> **RECORDS SUPPLIED**:
▼

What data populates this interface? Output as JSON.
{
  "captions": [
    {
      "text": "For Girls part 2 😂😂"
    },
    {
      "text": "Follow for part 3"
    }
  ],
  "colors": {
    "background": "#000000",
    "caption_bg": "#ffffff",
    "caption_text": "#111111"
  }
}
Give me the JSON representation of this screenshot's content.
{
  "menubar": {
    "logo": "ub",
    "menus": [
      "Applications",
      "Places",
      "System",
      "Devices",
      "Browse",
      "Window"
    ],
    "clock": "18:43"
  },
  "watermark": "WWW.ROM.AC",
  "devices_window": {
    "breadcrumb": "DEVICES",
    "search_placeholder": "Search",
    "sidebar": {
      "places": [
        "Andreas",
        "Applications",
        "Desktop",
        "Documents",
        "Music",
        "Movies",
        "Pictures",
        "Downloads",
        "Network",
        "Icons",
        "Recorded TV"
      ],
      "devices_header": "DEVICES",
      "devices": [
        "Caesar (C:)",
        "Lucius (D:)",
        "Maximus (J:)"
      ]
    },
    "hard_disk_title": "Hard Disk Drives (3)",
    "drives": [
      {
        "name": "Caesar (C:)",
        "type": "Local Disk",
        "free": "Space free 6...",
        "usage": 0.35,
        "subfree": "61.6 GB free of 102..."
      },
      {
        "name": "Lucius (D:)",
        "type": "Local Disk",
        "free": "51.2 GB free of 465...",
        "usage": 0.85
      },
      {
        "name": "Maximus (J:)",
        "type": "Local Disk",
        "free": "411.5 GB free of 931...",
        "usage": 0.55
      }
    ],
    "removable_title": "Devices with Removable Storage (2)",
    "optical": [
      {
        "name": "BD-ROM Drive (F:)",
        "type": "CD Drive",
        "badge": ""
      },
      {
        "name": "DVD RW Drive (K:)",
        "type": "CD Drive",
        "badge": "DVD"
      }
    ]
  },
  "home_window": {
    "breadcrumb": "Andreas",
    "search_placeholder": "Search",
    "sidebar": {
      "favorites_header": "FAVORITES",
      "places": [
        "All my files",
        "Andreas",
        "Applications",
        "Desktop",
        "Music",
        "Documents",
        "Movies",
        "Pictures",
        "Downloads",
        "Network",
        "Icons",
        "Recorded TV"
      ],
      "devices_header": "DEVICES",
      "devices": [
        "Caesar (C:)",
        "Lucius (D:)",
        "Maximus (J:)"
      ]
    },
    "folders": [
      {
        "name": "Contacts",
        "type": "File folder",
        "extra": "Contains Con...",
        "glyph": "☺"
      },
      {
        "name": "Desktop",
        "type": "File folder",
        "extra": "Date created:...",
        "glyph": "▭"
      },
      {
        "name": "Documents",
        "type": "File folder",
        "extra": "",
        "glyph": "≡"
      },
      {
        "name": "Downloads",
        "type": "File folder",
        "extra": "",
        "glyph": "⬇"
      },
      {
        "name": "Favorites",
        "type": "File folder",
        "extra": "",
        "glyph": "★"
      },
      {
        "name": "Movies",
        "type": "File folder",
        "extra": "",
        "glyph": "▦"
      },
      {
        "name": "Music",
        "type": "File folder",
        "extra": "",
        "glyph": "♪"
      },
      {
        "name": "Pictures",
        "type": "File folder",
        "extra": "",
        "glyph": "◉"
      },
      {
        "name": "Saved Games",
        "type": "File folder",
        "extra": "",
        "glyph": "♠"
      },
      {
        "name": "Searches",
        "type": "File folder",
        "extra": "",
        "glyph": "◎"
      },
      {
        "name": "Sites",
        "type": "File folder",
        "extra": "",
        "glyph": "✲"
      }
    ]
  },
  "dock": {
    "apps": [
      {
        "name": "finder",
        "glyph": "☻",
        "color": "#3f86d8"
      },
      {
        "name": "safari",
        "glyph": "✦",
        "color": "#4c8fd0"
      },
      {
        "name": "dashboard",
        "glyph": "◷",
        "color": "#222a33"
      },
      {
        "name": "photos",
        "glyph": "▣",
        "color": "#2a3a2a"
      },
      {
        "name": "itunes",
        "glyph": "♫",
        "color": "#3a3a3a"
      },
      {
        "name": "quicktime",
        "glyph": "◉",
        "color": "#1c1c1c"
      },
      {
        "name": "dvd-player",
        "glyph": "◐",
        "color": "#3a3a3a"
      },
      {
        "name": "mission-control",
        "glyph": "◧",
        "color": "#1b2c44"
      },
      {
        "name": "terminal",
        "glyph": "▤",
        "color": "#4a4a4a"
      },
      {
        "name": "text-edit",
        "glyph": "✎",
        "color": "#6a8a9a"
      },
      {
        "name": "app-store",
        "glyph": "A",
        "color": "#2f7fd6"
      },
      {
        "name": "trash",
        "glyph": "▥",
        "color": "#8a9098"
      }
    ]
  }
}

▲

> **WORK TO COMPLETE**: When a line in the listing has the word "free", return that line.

> **OUTPUT OF THE EXERCISE**:
        "free": "Space free 6...",
        "subfree": "61.6 GB free of 102..."
        "free": "51.2 GB free of 465...",
        "free": "411.5 GB free of 931...",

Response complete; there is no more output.